The Armenian Apostolic Orthodox Church was founded, according to tradition, by Apostles Bartholomew and Thaddeas in the later part of the 1st century. Armenia was the first country to accept Christianity as the state religion in 301. Most Armenian Christians originally settled in the area around Jolfa, in northern Iran, close to the border with Armenia.
Shah Abbas of the Safavid Dynasty forcibly moved 10,000 Armenian families from the area around Jolfa to Esfahan in the 17th century in order to assist him in rebuilding his new capital. They settled across the river in a part of the city which they named New Jolfa. The Armenians were known as being particularly fine craftsmen and, to this day, Reza told us, you want your car mechanic to be Armenian.
We traveled by bus from Tabriz to Jolfa, close to the border of the Republic of Azerbaijan, to see this magnificent church and monastery. There is speculation about the earliest construction on this site (founded by St. Bartholomew in 62 AD or by an Armenian king in the 9th century) but the oldest part of the current structure is from the 14th century and most was constructed in the 16th. The setting is spectacular.
The most memorable part of my experience at the cathedral was my conversation with a group of young teenage school girls in the adjacent museum. They surrounded me and started with:
Can we ask you a few questions? Yes.
Where are you from? America.
How do you like Iran? It is very beautiful.
Oh thank you. How do you like wearing the scarf?
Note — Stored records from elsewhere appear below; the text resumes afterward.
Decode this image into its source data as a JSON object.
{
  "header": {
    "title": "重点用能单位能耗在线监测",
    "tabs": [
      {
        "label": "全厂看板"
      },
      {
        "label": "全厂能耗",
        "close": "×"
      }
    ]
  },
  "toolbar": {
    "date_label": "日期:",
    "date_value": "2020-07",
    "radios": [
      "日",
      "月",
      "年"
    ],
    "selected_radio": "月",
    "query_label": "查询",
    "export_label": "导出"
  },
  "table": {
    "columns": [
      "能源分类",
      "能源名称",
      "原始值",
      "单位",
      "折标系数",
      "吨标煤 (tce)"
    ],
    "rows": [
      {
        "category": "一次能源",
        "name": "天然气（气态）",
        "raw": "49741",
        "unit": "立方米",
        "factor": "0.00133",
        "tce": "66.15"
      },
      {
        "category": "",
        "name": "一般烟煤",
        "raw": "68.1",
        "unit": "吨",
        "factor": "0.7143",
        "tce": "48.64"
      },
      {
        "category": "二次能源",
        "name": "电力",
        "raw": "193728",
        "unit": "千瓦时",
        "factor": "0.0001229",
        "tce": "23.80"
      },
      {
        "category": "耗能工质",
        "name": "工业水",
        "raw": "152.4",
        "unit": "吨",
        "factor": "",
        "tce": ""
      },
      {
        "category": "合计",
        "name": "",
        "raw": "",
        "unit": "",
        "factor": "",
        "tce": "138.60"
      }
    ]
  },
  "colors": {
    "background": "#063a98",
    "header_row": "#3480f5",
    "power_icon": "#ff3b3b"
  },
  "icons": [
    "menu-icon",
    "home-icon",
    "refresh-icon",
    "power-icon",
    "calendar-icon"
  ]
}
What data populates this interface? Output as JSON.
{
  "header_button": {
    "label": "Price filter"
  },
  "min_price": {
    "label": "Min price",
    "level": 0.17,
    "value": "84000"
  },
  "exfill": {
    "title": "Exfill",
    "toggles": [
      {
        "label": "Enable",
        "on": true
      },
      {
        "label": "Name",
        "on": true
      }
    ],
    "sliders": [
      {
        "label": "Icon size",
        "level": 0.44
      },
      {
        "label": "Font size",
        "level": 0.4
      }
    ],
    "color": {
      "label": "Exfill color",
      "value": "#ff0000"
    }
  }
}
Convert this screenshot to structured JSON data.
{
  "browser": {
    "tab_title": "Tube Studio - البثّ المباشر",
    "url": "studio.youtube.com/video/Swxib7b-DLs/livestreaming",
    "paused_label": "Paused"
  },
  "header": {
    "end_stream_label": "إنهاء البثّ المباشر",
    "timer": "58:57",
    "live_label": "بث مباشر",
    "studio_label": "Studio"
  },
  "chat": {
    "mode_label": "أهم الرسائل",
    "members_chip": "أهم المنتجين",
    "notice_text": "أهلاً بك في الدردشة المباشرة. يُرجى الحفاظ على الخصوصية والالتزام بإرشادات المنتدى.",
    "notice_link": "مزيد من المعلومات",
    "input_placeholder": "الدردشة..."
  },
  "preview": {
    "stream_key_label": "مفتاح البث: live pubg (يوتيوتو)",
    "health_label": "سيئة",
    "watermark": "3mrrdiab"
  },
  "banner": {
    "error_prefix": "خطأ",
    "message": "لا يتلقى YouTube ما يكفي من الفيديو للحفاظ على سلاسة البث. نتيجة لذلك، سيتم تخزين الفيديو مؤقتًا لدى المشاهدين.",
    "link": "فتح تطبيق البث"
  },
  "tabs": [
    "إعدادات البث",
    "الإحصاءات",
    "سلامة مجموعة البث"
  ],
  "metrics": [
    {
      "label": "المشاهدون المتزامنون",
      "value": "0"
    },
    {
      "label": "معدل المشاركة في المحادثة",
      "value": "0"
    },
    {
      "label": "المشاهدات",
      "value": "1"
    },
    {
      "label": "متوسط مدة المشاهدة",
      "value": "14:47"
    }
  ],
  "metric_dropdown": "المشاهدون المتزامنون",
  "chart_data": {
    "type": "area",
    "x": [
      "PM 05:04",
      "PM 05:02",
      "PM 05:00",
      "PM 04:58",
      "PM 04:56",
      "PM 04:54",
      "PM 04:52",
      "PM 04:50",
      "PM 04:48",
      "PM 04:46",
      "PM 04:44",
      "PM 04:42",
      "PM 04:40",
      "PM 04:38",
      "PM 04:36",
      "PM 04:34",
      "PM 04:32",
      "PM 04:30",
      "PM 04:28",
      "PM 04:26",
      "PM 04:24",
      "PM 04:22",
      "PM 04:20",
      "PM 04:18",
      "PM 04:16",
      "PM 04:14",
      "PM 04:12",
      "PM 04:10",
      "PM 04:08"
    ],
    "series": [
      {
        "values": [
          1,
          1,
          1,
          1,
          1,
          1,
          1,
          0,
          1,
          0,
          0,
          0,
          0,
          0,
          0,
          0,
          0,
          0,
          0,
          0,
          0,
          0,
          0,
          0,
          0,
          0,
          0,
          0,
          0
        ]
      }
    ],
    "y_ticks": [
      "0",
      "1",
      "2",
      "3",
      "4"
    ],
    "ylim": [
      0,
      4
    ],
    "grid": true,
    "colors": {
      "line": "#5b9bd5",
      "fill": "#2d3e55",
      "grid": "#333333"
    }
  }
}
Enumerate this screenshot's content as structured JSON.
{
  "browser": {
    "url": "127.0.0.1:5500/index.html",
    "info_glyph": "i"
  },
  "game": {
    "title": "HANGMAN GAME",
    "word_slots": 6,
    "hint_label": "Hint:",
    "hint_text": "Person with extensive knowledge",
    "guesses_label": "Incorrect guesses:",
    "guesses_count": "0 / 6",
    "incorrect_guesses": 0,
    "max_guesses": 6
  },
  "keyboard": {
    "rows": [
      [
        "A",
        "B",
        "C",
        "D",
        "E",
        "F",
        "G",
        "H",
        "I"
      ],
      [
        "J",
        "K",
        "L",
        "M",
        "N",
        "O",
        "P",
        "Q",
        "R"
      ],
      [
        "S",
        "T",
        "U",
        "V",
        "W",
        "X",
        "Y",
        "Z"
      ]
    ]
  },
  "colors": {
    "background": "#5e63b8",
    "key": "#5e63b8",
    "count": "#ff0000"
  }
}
It is the law in your country. I want to visit your country so I must obey the law.
I decided to ask them some in return:
Do you have cell phones? Yes.
Do you talk to your friends on them? Yes.
What do you talk about? Our studies.
Do you ever talk about boys? Giggle giggle giggle. Oh no. We only talk about our studies.